**What is required:**
Whenever a line of the listing contains the string "SERVICES", return that line.

**Records shown:**
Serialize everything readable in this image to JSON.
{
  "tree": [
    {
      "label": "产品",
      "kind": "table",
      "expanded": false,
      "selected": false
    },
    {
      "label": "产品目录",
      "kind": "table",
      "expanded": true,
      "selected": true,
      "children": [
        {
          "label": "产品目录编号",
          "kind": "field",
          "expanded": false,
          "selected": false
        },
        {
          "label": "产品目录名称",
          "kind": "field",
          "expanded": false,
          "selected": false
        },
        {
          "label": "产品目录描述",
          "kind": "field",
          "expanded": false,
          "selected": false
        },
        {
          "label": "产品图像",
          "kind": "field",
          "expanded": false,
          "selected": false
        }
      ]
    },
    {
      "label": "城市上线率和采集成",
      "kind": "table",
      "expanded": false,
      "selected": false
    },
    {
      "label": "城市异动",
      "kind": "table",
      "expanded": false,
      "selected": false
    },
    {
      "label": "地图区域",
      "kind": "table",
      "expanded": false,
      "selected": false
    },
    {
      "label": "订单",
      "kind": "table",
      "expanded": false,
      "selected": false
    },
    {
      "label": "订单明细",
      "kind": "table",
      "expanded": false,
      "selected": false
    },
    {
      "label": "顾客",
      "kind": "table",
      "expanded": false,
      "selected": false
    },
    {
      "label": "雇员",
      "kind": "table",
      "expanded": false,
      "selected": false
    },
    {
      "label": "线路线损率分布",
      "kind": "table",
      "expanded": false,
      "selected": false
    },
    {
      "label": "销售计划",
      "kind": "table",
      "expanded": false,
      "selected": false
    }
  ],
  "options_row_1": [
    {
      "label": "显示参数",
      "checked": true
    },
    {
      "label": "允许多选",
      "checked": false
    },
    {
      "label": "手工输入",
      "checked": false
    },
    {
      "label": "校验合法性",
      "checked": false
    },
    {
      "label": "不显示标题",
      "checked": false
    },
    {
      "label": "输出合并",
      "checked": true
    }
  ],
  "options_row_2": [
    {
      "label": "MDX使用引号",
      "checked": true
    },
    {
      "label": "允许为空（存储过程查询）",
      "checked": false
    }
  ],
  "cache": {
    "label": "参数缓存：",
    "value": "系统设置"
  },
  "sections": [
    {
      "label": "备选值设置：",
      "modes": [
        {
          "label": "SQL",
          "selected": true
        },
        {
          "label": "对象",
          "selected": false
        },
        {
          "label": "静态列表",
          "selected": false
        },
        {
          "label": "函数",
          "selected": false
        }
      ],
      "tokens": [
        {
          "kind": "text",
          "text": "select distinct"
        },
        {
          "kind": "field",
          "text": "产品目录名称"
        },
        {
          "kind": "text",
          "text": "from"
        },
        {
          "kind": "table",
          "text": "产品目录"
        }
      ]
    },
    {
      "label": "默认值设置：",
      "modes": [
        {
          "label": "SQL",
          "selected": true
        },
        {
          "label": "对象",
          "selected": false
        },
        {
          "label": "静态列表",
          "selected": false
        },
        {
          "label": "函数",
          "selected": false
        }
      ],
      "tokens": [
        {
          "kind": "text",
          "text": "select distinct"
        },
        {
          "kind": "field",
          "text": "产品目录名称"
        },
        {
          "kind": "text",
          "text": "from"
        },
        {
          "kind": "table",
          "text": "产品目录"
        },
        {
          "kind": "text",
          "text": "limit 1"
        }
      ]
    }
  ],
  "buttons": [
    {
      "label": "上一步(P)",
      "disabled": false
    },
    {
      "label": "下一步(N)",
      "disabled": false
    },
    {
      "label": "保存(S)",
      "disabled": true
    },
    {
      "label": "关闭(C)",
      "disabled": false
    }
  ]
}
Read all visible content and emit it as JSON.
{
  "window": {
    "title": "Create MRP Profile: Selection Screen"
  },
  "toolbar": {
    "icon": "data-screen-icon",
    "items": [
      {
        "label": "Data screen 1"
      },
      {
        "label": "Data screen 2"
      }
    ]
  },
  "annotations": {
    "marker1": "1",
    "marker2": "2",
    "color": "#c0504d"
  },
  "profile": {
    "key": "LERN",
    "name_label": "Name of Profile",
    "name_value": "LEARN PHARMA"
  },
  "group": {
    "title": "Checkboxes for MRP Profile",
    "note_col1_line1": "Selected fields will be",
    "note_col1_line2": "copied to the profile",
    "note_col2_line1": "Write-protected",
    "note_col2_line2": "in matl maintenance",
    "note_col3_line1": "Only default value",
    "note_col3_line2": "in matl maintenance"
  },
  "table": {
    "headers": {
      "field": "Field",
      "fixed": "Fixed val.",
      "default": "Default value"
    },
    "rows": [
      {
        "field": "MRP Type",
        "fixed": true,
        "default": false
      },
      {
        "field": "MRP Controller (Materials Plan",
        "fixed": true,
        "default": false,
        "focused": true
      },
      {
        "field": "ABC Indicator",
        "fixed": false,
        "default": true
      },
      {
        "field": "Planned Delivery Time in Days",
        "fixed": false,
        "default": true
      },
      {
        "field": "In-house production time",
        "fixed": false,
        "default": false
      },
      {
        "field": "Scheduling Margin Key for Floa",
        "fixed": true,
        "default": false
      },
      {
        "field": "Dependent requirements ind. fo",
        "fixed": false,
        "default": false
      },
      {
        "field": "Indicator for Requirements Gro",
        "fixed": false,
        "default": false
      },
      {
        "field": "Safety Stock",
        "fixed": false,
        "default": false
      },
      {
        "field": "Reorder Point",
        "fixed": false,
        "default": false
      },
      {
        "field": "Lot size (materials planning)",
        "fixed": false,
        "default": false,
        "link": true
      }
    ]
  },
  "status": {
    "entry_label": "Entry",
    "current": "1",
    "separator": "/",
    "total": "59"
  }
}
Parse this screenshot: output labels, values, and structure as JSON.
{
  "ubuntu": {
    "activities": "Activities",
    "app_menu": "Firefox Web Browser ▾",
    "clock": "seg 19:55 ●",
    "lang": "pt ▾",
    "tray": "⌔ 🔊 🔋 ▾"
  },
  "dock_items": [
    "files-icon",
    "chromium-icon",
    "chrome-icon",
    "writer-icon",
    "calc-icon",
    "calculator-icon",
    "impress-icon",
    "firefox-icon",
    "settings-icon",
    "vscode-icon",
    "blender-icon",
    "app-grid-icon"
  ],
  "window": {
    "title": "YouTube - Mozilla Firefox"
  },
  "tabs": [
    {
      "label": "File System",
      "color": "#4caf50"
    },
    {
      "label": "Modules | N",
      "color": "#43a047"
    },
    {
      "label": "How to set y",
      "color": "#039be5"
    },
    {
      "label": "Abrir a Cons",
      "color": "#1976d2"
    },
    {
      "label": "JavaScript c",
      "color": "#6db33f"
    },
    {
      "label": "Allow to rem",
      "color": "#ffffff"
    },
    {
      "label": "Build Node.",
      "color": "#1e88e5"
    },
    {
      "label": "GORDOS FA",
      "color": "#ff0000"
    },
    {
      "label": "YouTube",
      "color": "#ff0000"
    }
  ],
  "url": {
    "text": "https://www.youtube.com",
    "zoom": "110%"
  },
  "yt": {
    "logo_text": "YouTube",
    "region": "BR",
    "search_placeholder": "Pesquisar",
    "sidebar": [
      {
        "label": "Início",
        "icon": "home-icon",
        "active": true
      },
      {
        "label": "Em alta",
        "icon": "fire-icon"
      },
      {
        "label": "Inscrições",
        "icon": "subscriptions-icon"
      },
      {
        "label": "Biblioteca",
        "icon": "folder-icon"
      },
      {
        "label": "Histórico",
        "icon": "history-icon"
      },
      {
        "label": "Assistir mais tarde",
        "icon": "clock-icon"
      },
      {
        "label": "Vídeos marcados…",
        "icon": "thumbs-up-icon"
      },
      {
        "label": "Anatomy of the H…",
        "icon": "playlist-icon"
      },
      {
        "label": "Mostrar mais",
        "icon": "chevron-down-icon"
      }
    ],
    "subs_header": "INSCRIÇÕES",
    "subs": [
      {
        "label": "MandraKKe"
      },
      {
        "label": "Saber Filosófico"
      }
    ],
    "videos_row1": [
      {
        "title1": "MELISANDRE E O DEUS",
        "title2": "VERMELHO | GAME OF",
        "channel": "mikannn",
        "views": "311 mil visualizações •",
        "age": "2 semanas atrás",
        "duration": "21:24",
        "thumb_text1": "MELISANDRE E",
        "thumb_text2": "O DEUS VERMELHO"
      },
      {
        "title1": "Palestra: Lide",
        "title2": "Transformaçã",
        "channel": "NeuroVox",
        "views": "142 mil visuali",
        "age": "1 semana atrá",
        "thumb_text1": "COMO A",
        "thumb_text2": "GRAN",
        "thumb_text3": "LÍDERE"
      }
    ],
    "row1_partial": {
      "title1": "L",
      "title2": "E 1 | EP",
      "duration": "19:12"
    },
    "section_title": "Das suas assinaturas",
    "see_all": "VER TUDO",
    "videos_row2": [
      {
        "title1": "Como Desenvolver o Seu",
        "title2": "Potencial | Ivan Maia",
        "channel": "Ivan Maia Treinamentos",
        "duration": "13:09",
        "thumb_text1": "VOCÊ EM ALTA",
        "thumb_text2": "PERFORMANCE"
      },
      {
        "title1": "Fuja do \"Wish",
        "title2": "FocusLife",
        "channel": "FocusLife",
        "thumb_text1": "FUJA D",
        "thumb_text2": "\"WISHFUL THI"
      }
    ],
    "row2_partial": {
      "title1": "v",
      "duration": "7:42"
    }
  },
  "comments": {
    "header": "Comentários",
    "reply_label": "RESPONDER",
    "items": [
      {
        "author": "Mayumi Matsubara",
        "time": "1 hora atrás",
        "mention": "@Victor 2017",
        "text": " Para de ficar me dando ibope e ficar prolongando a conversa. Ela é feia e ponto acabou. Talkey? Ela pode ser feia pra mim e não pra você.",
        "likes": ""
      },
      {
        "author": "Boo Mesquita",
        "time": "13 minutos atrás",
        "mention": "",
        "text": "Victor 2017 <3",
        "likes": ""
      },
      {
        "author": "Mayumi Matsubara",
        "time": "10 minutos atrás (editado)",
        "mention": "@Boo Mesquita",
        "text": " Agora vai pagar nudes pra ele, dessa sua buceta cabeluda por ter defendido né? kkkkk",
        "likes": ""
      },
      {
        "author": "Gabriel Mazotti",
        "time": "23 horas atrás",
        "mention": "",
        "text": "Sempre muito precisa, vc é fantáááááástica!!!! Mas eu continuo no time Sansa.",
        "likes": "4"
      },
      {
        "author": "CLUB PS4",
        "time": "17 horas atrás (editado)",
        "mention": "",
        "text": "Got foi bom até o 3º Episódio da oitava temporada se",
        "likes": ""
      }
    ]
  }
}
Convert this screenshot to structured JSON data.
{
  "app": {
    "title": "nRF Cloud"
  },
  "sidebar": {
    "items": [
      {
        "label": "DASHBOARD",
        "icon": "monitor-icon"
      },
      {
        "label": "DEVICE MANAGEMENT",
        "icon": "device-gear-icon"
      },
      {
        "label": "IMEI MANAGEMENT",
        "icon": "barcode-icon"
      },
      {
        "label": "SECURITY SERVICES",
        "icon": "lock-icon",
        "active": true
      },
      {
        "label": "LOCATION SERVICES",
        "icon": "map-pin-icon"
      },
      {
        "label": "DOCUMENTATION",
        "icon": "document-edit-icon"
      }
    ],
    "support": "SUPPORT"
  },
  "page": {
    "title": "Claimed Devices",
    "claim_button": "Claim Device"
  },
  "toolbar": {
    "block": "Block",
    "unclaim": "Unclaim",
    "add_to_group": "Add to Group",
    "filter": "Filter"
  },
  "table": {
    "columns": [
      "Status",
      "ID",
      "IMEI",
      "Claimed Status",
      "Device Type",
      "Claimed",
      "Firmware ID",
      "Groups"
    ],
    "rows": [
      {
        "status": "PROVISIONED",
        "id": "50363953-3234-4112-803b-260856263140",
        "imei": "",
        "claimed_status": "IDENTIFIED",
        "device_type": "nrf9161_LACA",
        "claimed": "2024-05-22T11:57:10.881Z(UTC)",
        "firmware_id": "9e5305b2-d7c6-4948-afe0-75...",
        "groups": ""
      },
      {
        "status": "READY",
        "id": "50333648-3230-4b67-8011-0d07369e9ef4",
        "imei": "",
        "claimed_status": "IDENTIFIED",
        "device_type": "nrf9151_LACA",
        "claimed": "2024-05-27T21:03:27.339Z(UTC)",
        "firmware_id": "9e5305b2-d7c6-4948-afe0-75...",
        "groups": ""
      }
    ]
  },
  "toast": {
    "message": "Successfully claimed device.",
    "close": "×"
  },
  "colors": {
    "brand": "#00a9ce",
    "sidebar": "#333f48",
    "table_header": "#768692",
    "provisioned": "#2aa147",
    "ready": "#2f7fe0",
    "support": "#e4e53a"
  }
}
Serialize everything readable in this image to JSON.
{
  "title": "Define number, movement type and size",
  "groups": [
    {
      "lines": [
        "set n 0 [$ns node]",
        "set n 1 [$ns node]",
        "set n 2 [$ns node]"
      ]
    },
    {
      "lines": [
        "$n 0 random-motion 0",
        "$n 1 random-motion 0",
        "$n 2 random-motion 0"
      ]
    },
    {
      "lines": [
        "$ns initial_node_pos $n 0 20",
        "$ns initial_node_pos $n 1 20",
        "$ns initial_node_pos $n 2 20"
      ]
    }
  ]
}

**Exercise answer:**
        "label": "SECURITY SERVICES",
        "label": "LOCATION SERVICES",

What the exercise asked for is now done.